## Try it
The answer should consist of each line below that contains the word "colors".

Interface dataset entries:
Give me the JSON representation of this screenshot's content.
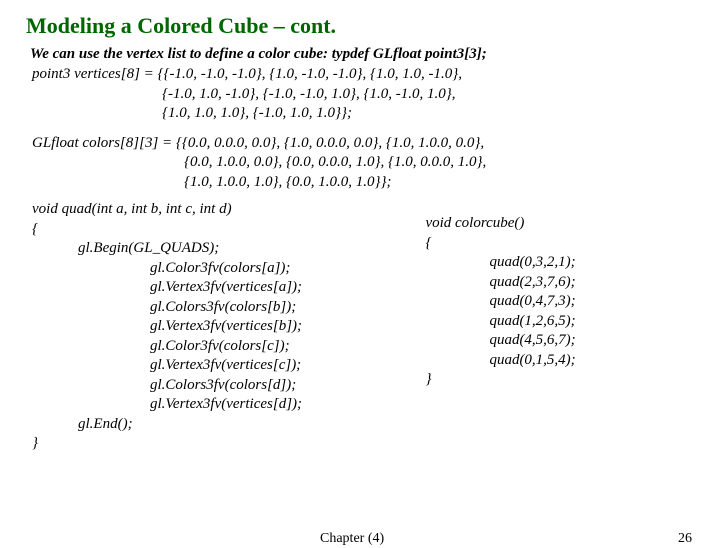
{
  "title": "Modeling a Colored Cube – cont.",
  "intro": "We can use the vertex list to define a color cube: typdef GLfloat point3[3];",
  "vertices": {
    "l1": "point3 vertices[8] = {{-1.0, -1.0, -1.0}, {1.0, -1.0, -1.0}, {1.0, 1.0, -1.0},",
    "l2": "{-1.0, 1.0, -1.0},  {-1.0, -1.0, 1.0}, {1.0, -1.0, 1.0},",
    "l3": "{1.0, 1.0, 1.0}, {-1.0, 1.0, 1.0}};"
  },
  "colors": {
    "l1": "GLfloat colors[8][3] = {{0.0, 0.0.0, 0.0}, {1.0, 0.0.0, 0.0}, {1.0, 1.0.0, 0.0},",
    "l2": "{0.0, 1.0.0, 0.0},  {0.0, 0.0.0, 1.0}, {1.0, 0.0.0, 1.0},",
    "l3": "{1.0, 1.0.0, 1.0}, {0.0, 1.0.0, 1.0}};"
  },
  "quad": {
    "sig": "void quad(int a, int b, int c, int d)",
    "open": "{",
    "begin": "gl.Begin(GL_QUADS);",
    "b1": "gl.Color3fv(colors[a]);",
    "b2": "gl.Vertex3fv(vertices[a]);",
    "b3": "gl.Colors3fv(colors[b]);",
    "b4": "gl.Vertex3fv(vertices[b]);",
    "b5": "gl.Color3fv(colors[c]);",
    "b6": "gl.Vertex3fv(vertices[c]);",
    "b7": "gl.Colors3fv(colors[d]);",
    "b8": "gl.Vertex3fv(vertices[d]);",
    "end": "gl.End();",
    "close": "}"
  },
  "cube": {
    "sig": "void colorcube()",
    "open": "{",
    "c1": "quad(0,3,2,1);",
    "c2": "quad(2,3,7,6);",
    "c3": "quad(0,4,7,3);",
    "c4": "quad(1,2,6,5);",
    "c5": "quad(4,5,6,7);",
    "c6": "quad(0,1,5,4);",
    "close": "}"
  },
  "footer": {
    "chapter": "Chapter (4)",
    "page": "26"
  }
}
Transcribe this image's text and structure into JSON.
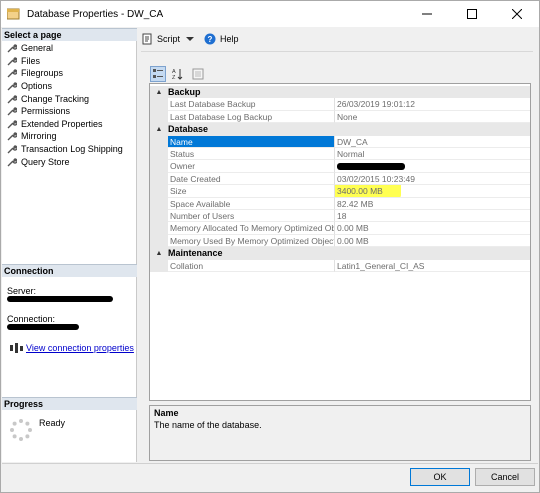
{
  "window": {
    "title": "Database Properties - DW_CA",
    "controls": [
      "minimize",
      "maximize",
      "close"
    ]
  },
  "left_pane": {
    "select_page_header": "Select a page",
    "pages": [
      "General",
      "Files",
      "Filegroups",
      "Options",
      "Change Tracking",
      "Permissions",
      "Extended Properties",
      "Mirroring",
      "Transaction Log Shipping",
      "Query Store"
    ],
    "connection_header": "Connection",
    "server_label": "Server:",
    "connection_label": "Connection:",
    "view_connection_link": "View connection properties",
    "progress_header": "Progress",
    "progress_status": "Ready"
  },
  "toolbar": {
    "script_label": "Script",
    "help_label": "Help"
  },
  "grid": {
    "categories": [
      {
        "name": "Backup",
        "properties": [
          {
            "name": "Last Database Backup",
            "value": "26/03/2019 19:01:12"
          },
          {
            "name": "Last Database Log Backup",
            "value": "None"
          }
        ]
      },
      {
        "name": "Database",
        "properties": [
          {
            "name": "Name",
            "value": "DW_CA",
            "selected": true
          },
          {
            "name": "Status",
            "value": "Normal"
          },
          {
            "name": "Owner",
            "value": "",
            "redacted": true
          },
          {
            "name": "Date Created",
            "value": "03/02/2015 10:23:49"
          },
          {
            "name": "Size",
            "value": "3400.00 MB",
            "highlighted": true
          },
          {
            "name": "Space Available",
            "value": "82.42 MB"
          },
          {
            "name": "Number of Users",
            "value": "18"
          },
          {
            "name": "Memory Allocated To Memory Optimized Obj",
            "value": "0.00 MB"
          },
          {
            "name": "Memory Used By Memory Optimized Objects",
            "value": "0.00 MB"
          }
        ]
      },
      {
        "name": "Maintenance",
        "properties": [
          {
            "name": "Collation",
            "value": "Latin1_General_CI_AS"
          }
        ]
      }
    ]
  },
  "description": {
    "title": "Name",
    "text": "The name of the database."
  },
  "buttons": {
    "ok": "OK",
    "cancel": "Cancel"
  },
  "colors": {
    "selection": "#0078d7",
    "highlight": "#ffff33",
    "link": "#0000cc"
  }
}
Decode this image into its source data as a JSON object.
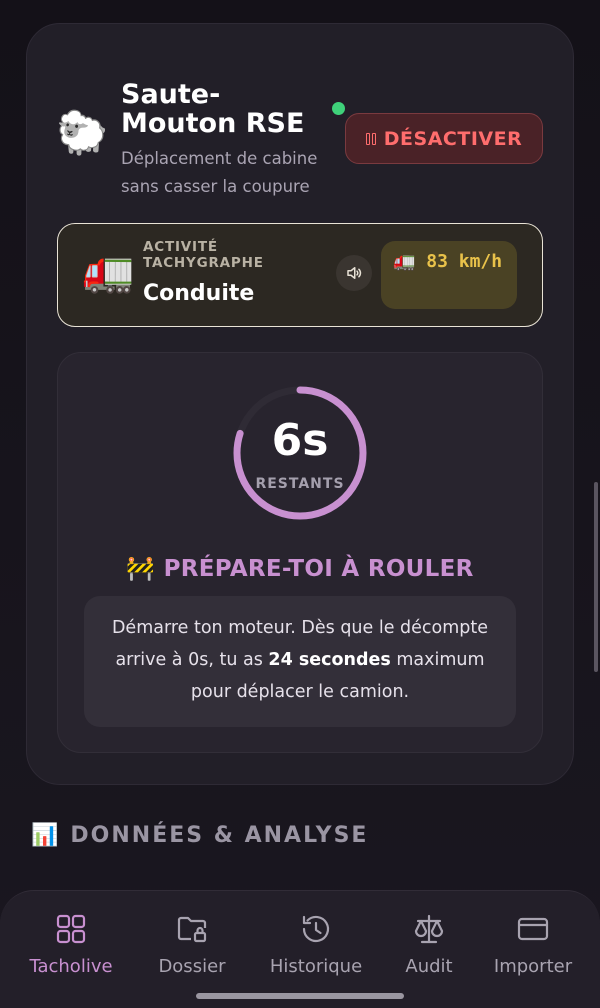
{
  "mode": {
    "emoji": "🐑",
    "title": "Saute-Mouton RSE",
    "subtitle": "Déplacement de cabine sans casser la coupure",
    "status_color": "#3fd17a",
    "deactivate_label": "DÉSACTIVER"
  },
  "activity": {
    "emoji": "🚛",
    "label": "ACTIVITÉ TACHYGRAPHE",
    "value": "Conduite",
    "speed": "🚛 83 km/h"
  },
  "countdown": {
    "value": "6s",
    "label": "RESTANTS",
    "progress": 0.8,
    "accent": "#c890d0"
  },
  "prepare": {
    "title": "🚧 PRÉPARE-TOI À ROULER",
    "text_before": "Démarre ton moteur. Dès que le décompte arrive à 0s, tu as ",
    "text_bold": "24 secondes",
    "text_after": " maximum pour déplacer le camion."
  },
  "section": {
    "emoji": "📊",
    "title": "DONNÉES & ANALYSE"
  },
  "nav": {
    "items": [
      {
        "label": "Tacholive",
        "icon": "grid-icon",
        "active": true
      },
      {
        "label": "Dossier",
        "icon": "folder-lock-icon",
        "active": false
      },
      {
        "label": "Historique",
        "icon": "history-icon",
        "active": false
      },
      {
        "label": "Audit",
        "icon": "scale-icon",
        "active": false
      },
      {
        "label": "Importer",
        "icon": "card-icon",
        "active": false
      }
    ]
  }
}
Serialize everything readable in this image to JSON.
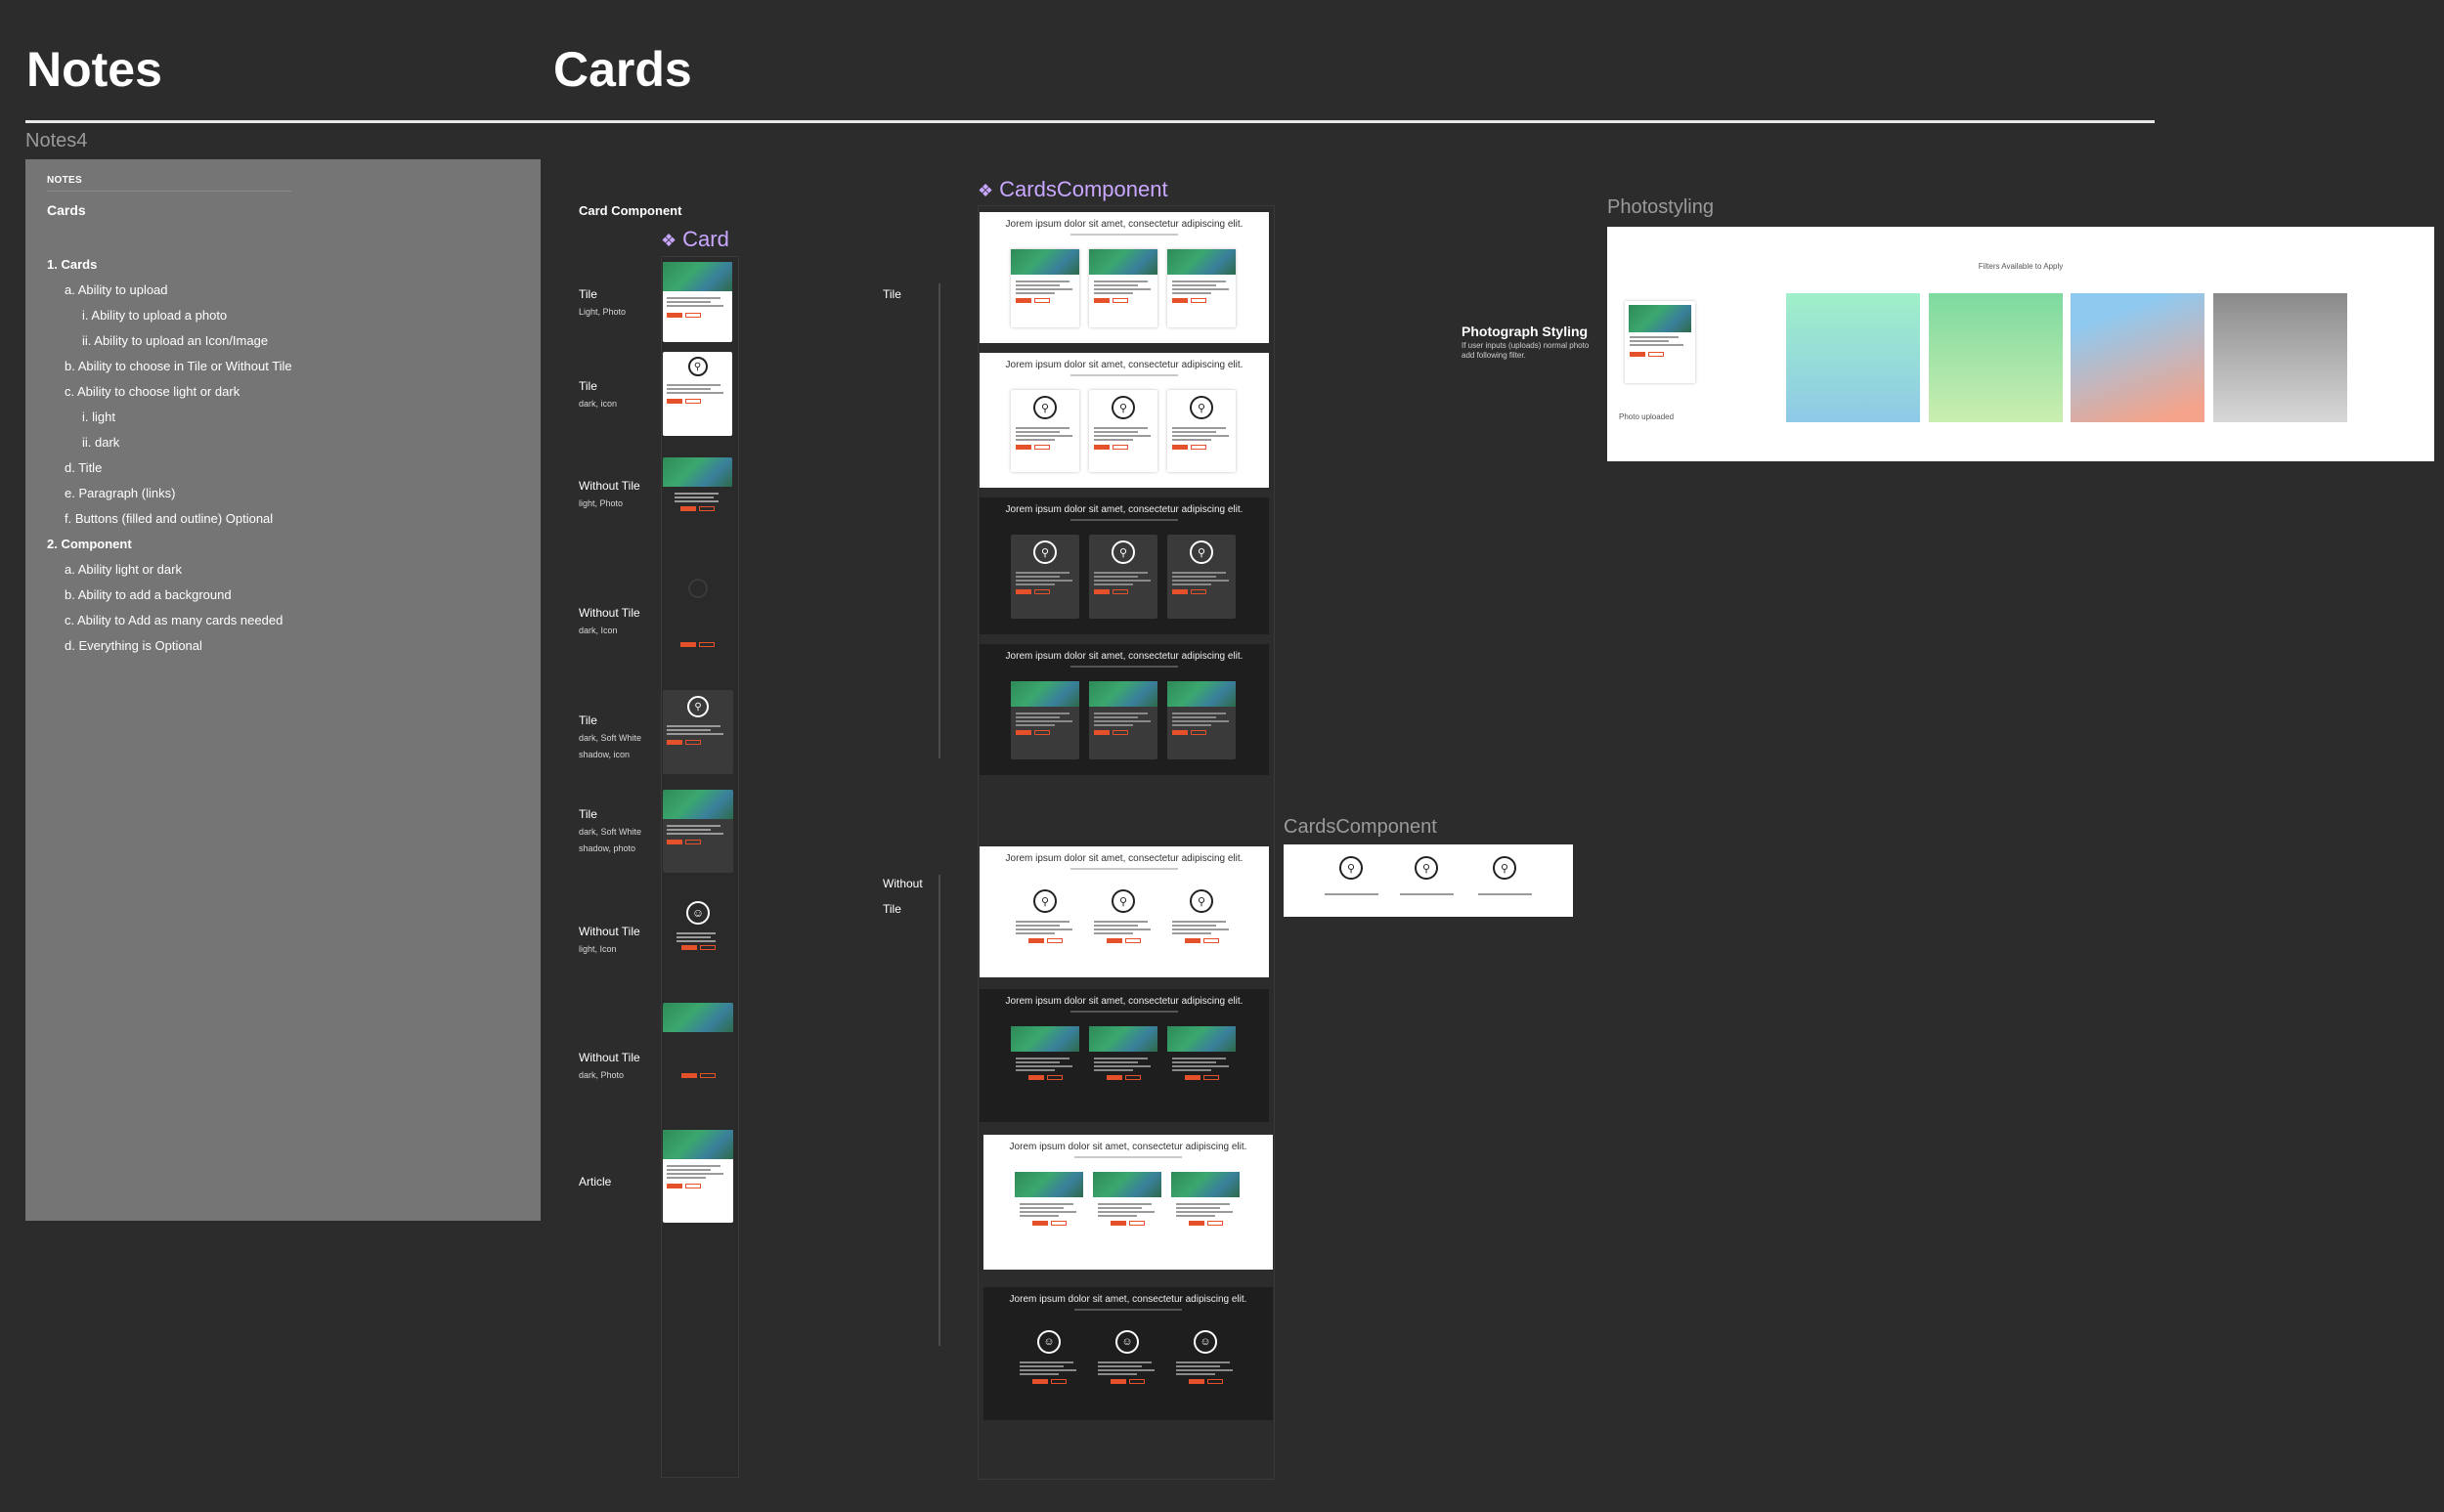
{
  "headers": {
    "notes": "Notes",
    "cards": "Cards"
  },
  "notes_frame": {
    "label": "Notes4",
    "section": "NOTES",
    "title": "Cards",
    "items": [
      {
        "text": "1. Cards",
        "level": 0
      },
      {
        "text": "a. Ability to upload",
        "level": 1
      },
      {
        "text": "i. Ability to upload a photo",
        "level": 2
      },
      {
        "text": "ii. Ability to upload an Icon/Image",
        "level": 2
      },
      {
        "text": "b. Ability to choose in Tile or Without Tile",
        "level": 1
      },
      {
        "text": "c. Ability to choose light or dark",
        "level": 1
      },
      {
        "text": "i. light",
        "level": 2
      },
      {
        "text": "ii. dark",
        "level": 2
      },
      {
        "text": "d. Title",
        "level": 1
      },
      {
        "text": "e. Paragraph (links)",
        "level": 1
      },
      {
        "text": "f. Buttons (filled and outline) Optional",
        "level": 1
      },
      {
        "text": "2. Component",
        "level": 0
      },
      {
        "text": "a. Ability light or dark",
        "level": 1
      },
      {
        "text": "b. Ability to add a background",
        "level": 1
      },
      {
        "text": "c. Ability to Add as many cards needed",
        "level": 1
      },
      {
        "text": "d. Everything is Optional",
        "level": 1
      }
    ]
  },
  "card_component": {
    "label": "Card Component",
    "component_title": "Card",
    "variants": [
      {
        "title": "Tile",
        "sub": "Light, Photo"
      },
      {
        "title": "Tile",
        "sub": "dark, icon"
      },
      {
        "title": "Without Tile",
        "sub": "light, Photo"
      },
      {
        "title": "Without Tile",
        "sub": "dark, Icon"
      },
      {
        "title": "Tile",
        "sub": "dark, Soft White",
        "sub2": "shadow, icon"
      },
      {
        "title": "Tile",
        "sub": "dark, Soft White",
        "sub2": "shadow, photo"
      },
      {
        "title": "Without Tile",
        "sub": "light, Icon"
      },
      {
        "title": "Without Tile",
        "sub": "dark, Photo"
      },
      {
        "title": "Article",
        "sub": ""
      }
    ]
  },
  "cards_component": {
    "title": "CardsComponent",
    "group_tile": "Tile",
    "group_without_1": "Without",
    "group_without_2": "Tile",
    "row_heading": "Jorem ipsum dolor sit amet, consectetur adipiscing elit."
  },
  "cards_component_2": {
    "label": "CardsComponent"
  },
  "photostyling": {
    "label": "Photostyling",
    "filters_heading": "Filters Available to Apply",
    "photo_caption": "Photo uploaded",
    "side_title": "Photograph Styling",
    "side_sub_1": "If user inputs (uploads) normal photo",
    "side_sub_2": "add following filter.",
    "swatches": [
      "#9fe6c8",
      "#7fd8a0",
      "#f5a38a",
      "#8e8e8e"
    ]
  }
}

## Problem solution
  "colors": {
    "l1": "GLfloat colors[8][3] = {{0.0, 0.0.0, 0.0}, {1.0, 0.0.0, 0.0}, {1.0, 1.0.0, 0.0},",
    "b1": "gl.Color3fv(colors[a]);",
    "b3": "gl.Colors3fv(colors[b]);",
    "b5": "gl.Color3fv(colors[c]);",
    "b7": "gl.Colors3fv(colors[d]);",
  "colors": {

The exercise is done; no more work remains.